Dataset records:
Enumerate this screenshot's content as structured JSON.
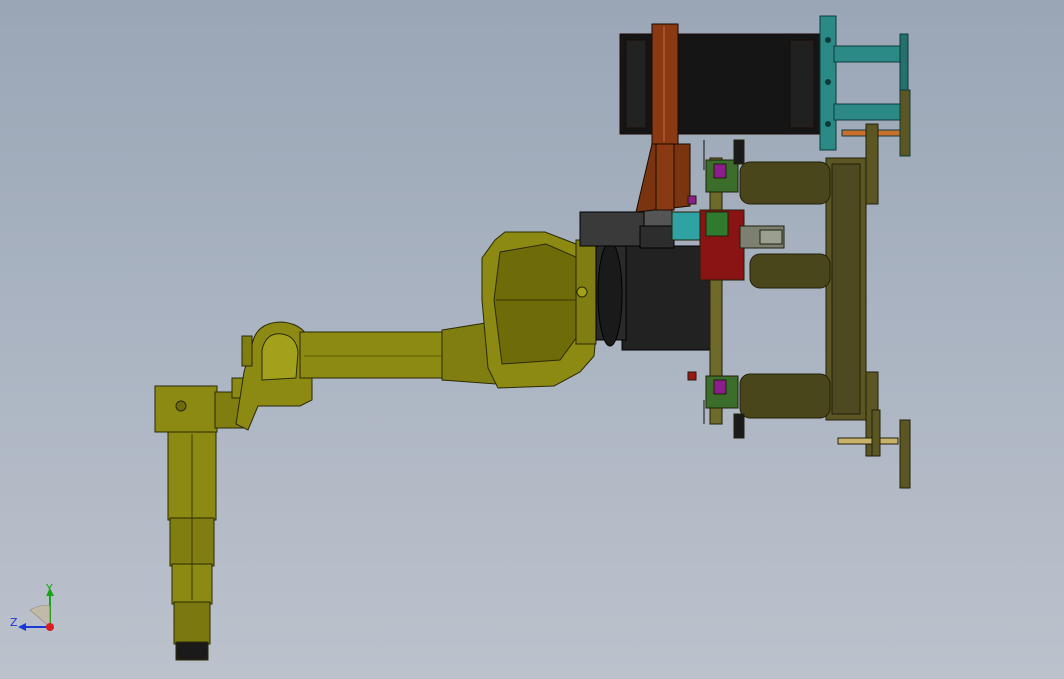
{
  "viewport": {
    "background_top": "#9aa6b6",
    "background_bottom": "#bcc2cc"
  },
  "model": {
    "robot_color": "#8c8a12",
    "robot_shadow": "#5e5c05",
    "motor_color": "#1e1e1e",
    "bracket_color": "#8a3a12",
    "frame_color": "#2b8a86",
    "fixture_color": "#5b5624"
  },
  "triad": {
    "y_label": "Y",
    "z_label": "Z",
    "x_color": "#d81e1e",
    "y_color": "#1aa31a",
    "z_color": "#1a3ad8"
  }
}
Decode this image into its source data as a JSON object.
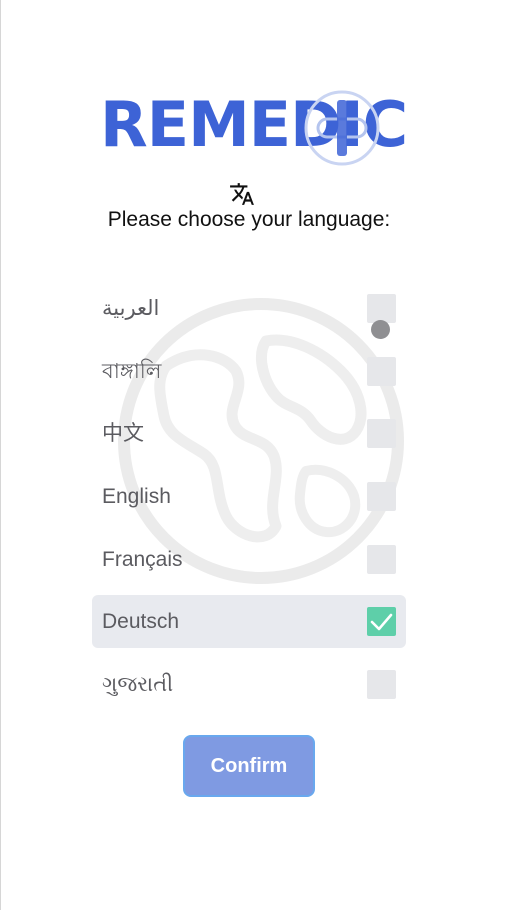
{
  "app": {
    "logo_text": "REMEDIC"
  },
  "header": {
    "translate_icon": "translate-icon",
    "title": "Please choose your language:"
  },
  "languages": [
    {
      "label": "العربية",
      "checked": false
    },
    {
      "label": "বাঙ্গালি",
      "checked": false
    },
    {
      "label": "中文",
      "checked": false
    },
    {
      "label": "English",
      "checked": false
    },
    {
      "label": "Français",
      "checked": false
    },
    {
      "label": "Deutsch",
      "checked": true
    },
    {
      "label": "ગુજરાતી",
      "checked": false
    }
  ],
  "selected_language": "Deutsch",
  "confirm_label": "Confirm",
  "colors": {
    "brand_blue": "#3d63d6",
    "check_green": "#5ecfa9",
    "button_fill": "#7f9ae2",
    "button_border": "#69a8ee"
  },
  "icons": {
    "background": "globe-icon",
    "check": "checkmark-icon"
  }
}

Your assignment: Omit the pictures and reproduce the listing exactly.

Exercise result:
Enumerate this screenshot's content as structured JSON.
{
  "viewport": {
    "background_top": "#9aa6b6",
    "background_bottom": "#bcc2cc"
  },
  "model": {
    "robot_color": "#8c8a12",
    "robot_shadow": "#5e5c05",
    "motor_color": "#1e1e1e",
    "bracket_color": "#8a3a12",
    "frame_color": "#2b8a86",
    "fixture_color": "#5b5624"
  },
  "triad": {
    "y_label": "Y",
    "z_label": "Z",
    "x_color": "#d81e1e",
    "y_color": "#1aa31a",
    "z_color": "#1a3ad8"
  }
}
Decode this image into its source data as a JSON object.
{
  "app": {
    "logo_text": "REMEDIC"
  },
  "header": {
    "translate_icon": "translate-icon",
    "title": "Please choose your language:"
  },
  "languages": [
    {
      "label": "العربية",
      "checked": false
    },
    {
      "label": "বাঙ্গালি",
      "checked": false
    },
    {
      "label": "中文",
      "checked": false
    },
    {
      "label": "English",
      "checked": false
    },
    {
      "label": "Français",
      "checked": false
    },
    {
      "label": "Deutsch",
      "checked": true
    },
    {
      "label": "ગુજરાતી",
      "checked": false
    }
  ],
  "selected_language": "Deutsch",
  "confirm_label": "Confirm",
  "colors": {
    "brand_blue": "#3d63d6",
    "check_green": "#5ecfa9",
    "button_fill": "#7f9ae2",
    "button_border": "#69a8ee"
  },
  "icons": {
    "background": "globe-icon",
    "check": "checkmark-icon"
  }
}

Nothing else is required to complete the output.